I love peeking inside restaurant kitchens — behind that swinging door (or window or diving wall!) is a hive of efficiency designed to get food made and plated as quickly as possible. These spaces are also designed with efficiency when it comes to cleanup throughout — and at the end of — the night. While your own dinner service is probably a little slower, there are definitely some smart organization points that you can incorporate into your own home.
White cabinets are all the rage. A recent Houzz survey found that 42 percent of people who are updating their cabinets are painting them white — and that number is growing year over year. I just had my own kitchen cabinets painted white, and I can attest that the color does an amazing job of brightening up the space and making my kitchen look up to date!
These days a lot of my friends are off coffee — or at the very least, they sneak in that one espresso in the morning and then it's all about tea for the rest of the day. And while I grew up boiling water for tea in a measuring cup in the microwave (don't judge! ), I know that a far superior way to do it is to use an electric tea kettle. It's amazing how quick they can be! But after months of use, electric kettles can build up mineral deposits from the water you're using.
Muck Rack makes it simple to find people, tweets, or articles that mention any name, keyword, company, hashtag etc. We've compiled this guide to help you make the most of your search.
Selecting a term
Start searching tweets, articles from media outlets, articles mentioned in tweets, journalists'
names, titles and bios with some suggested searches:
Companies or Topics (e.g. iPhone, Microsoft)
Phrases (e.g. "cloud computing") — use quotes to keep the terms together
Twitter handles (e.g. @username) — returns those who have mentioned or replied to
Names (e.g. "David Pogue")
Hashtags (e.g. #sxsw, #london2012)
Bio details (e.g. vegan, Olympics, father)
Muck Rack's Advanced Search allows for many boolean operators.
Find results that mention multiple specified terms, use AND or

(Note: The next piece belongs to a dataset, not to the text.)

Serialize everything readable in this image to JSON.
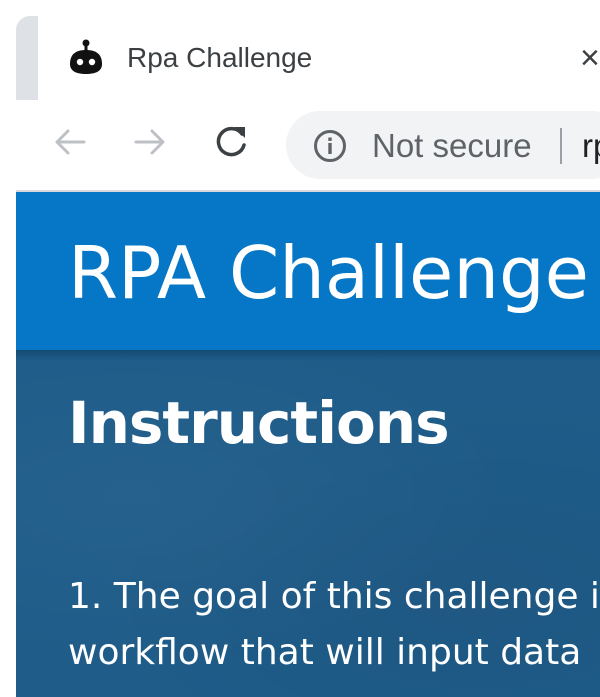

+. For example, ensure each result contains both Elon Musk and Mark Zuckerberg by
searching Obama AND Romney or Obama + Romney.
Use the operators OR or , to broaden your search when you'd like either of

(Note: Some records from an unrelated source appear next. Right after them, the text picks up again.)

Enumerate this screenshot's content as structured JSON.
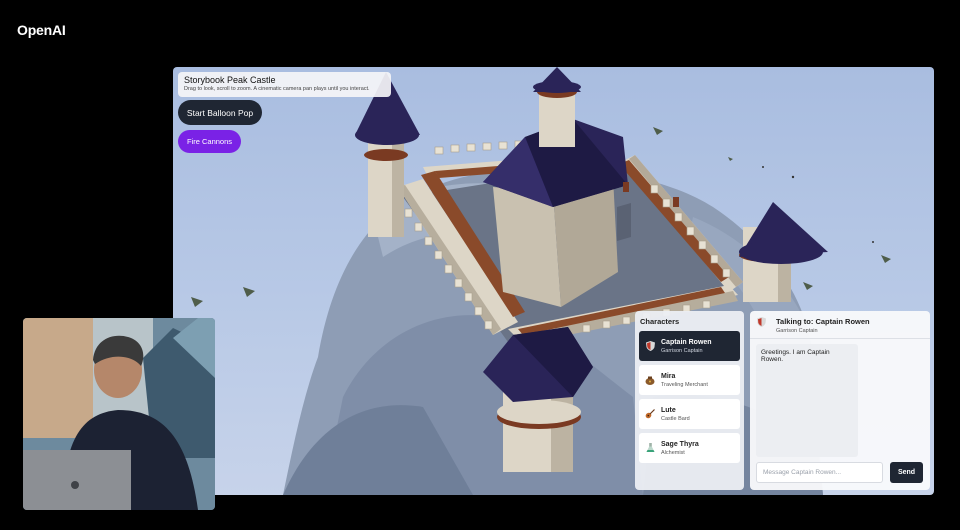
{
  "brand": {
    "name": "OpenAI"
  },
  "scene": {
    "title": "Storybook Peak Castle",
    "subtitle": "Drag to look, scroll to zoom. A cinematic camera pan plays until you interact.",
    "balloon_button": "Start Balloon Pop",
    "cannon_button": "Fire Cannons"
  },
  "characters": {
    "title": "Characters",
    "items": [
      {
        "name": "Captain Rowen",
        "role": "Garrison Captain",
        "icon": "shield-icon",
        "active": true
      },
      {
        "name": "Mira",
        "role": "Traveling Merchant",
        "icon": "pouch-icon",
        "active": false
      },
      {
        "name": "Lute",
        "role": "Castle Bard",
        "icon": "lute-icon",
        "active": false
      },
      {
        "name": "Sage Thyra",
        "role": "Alchemist",
        "icon": "flask-icon",
        "active": false
      }
    ]
  },
  "chat": {
    "title": "Talking to: Captain Rowen",
    "subtitle": "Garrison Captain",
    "icon": "shield-icon",
    "message": "Greetings. I am Captain Rowen.",
    "input_placeholder": "Message Captain Rowen...",
    "send_label": "Send"
  },
  "colors": {
    "background": "#000000",
    "sky": "#b4c5e4",
    "roof": "#2a2458",
    "wall": "#dcd4c4",
    "accent_purple": "#7a22e6",
    "dark_button": "#1f2633"
  }
}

multiple terms to appear in results. (This is the default behavior of our search when no operators
are used.) For example, search for democrat OR republican to find results that refer to
Democrats and/or Republicans.
Use NOT or - to subtract results from your search. For
example, searching Disney will yield results about the Walt Disney Company as well as Walt Disney
World Resort. To exclude mentions of Disney World, search for Disney -World or Disney
When using one of these operators with a phrase, enclose it in quotation marks. For example, you can
find results about smartphones excluding Apple's iPhone 4S by searching smartphone -"iPhone
Exact case matching or punctuation
If you're searching for a brand name or keyword that relies on specific punctuation marks or capitalization, you can
find results that match your exact query by adding matchcase: before the keyword you're searching for, like matchcase:E*TRADE .
Use parentheses to separate multiple
boolean phrases. For example, to find journalists talking about having fun in Disney World or
Disneyland, search for ("disney world" OR disneyland) AND fun.
An asterisk can be used to search for any variation of a root word truncated by the asterisk. For example, searching for admin* will return results for administrator, administration, administer, administered, etc.
A near operator is an AND operator where you can control the distance between the words. You can vary the distance the near operation uses by adding a forward slash and number (between 0-99) such as strawberries NEAR/10 "whipped cream", which means the strawberries must exist within 10 words of "whipped cream".